What the exercise asks =
Output the whole listing below exactly, omitting the images.

=======

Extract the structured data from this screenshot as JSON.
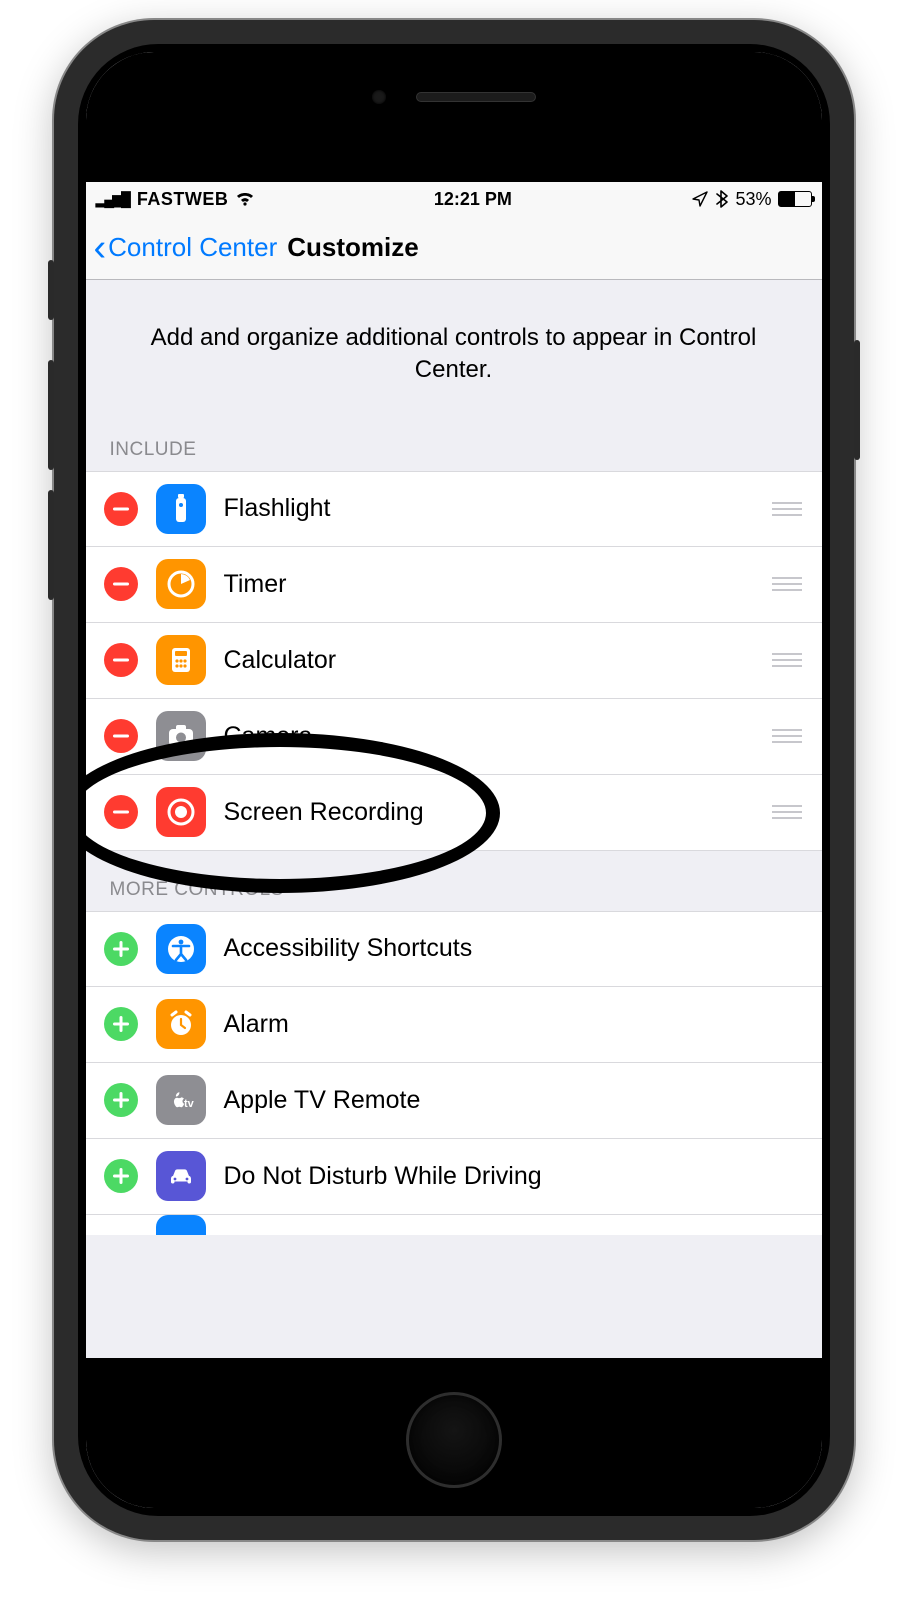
{
  "status": {
    "carrier": "FASTWEB",
    "time": "12:21 PM",
    "battery_pct": "53%"
  },
  "nav": {
    "back_label": "Control Center",
    "title": "Customize"
  },
  "intro": "Add and organize additional controls to appear in Control Center.",
  "sections": {
    "include_header": "INCLUDE",
    "more_header": "MORE CONTROLS"
  },
  "include": [
    {
      "label": "Flashlight",
      "icon": "flashlight",
      "color": "blue"
    },
    {
      "label": "Timer",
      "icon": "timer",
      "color": "orange"
    },
    {
      "label": "Calculator",
      "icon": "calculator",
      "color": "orange"
    },
    {
      "label": "Camera",
      "icon": "camera",
      "color": "gray"
    },
    {
      "label": "Screen Recording",
      "icon": "record",
      "color": "red",
      "highlighted": true
    }
  ],
  "more": [
    {
      "label": "Accessibility Shortcuts",
      "icon": "accessibility",
      "color": "blue"
    },
    {
      "label": "Alarm",
      "icon": "alarm",
      "color": "orange"
    },
    {
      "label": "Apple TV Remote",
      "icon": "appletv",
      "color": "gray"
    },
    {
      "label": "Do Not Disturb While Driving",
      "icon": "car",
      "color": "purple"
    }
  ]
}
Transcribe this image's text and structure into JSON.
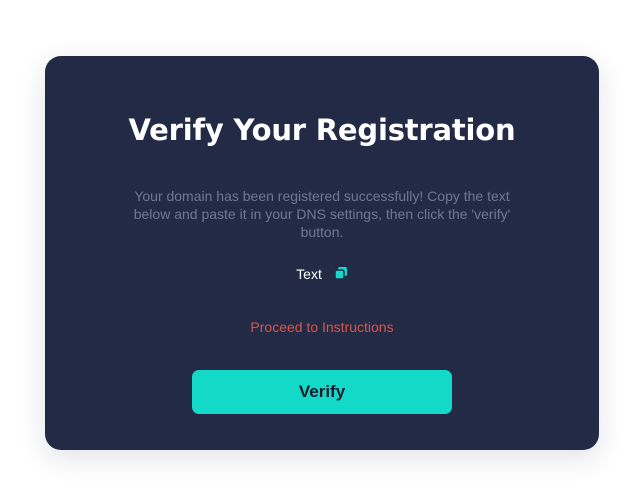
{
  "card": {
    "title": "Verify Your Registration",
    "description": "Your domain has been registered successfully! Copy the text below and paste it in your DNS settings, then click the 'verify' button.",
    "copy_text": "Text",
    "copy_icon": "copy-icon",
    "instructions_link": "Proceed to Instructions",
    "verify_label": "Verify"
  },
  "colors": {
    "card_background": "#222a45",
    "accent": "#12d9c8",
    "link": "#d9544f",
    "muted_text": "#6f7894"
  }
}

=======

Output for this task =
Extract the structured data from this screenshot as JSON.
{
  "status": {
    "carrier": "FASTWEB",
    "time": "12:21 PM",
    "battery_pct": "53%"
  },
  "nav": {
    "back_label": "Control Center",
    "title": "Customize"
  },
  "intro": "Add and organize additional controls to appear in Control Center.",
  "sections": {
    "include_header": "INCLUDE",
    "more_header": "MORE CONTROLS"
  },
  "include": [
    {
      "label": "Flashlight",
      "icon": "flashlight",
      "color": "blue"
    },
    {
      "label": "Timer",
      "icon": "timer",
      "color": "orange"
    },
    {
      "label": "Calculator",
      "icon": "calculator",
      "color": "orange"
    },
    {
      "label": "Camera",
      "icon": "camera",
      "color": "gray"
    },
    {
      "label": "Screen Recording",
      "icon": "record",
      "color": "red",
      "highlighted": true
    }
  ],
  "more": [
    {
      "label": "Accessibility Shortcuts",
      "icon": "accessibility",
      "color": "blue"
    },
    {
      "label": "Alarm",
      "icon": "alarm",
      "color": "orange"
    },
    {
      "label": "Apple TV Remote",
      "icon": "appletv",
      "color": "gray"
    },
    {
      "label": "Do Not Disturb While Driving",
      "icon": "car",
      "color": "purple"
    }
  ]
}
Transcribe this image's text and structure into JSON.
{
  "card": {
    "title": "Verify Your Registration",
    "description": "Your domain has been registered successfully! Copy the text below and paste it in your DNS settings, then click the 'verify' button.",
    "copy_text": "Text",
    "copy_icon": "copy-icon",
    "instructions_link": "Proceed to Instructions",
    "verify_label": "Verify"
  },
  "colors": {
    "card_background": "#222a45",
    "accent": "#12d9c8",
    "link": "#d9544f",
    "muted_text": "#6f7894"
  }
}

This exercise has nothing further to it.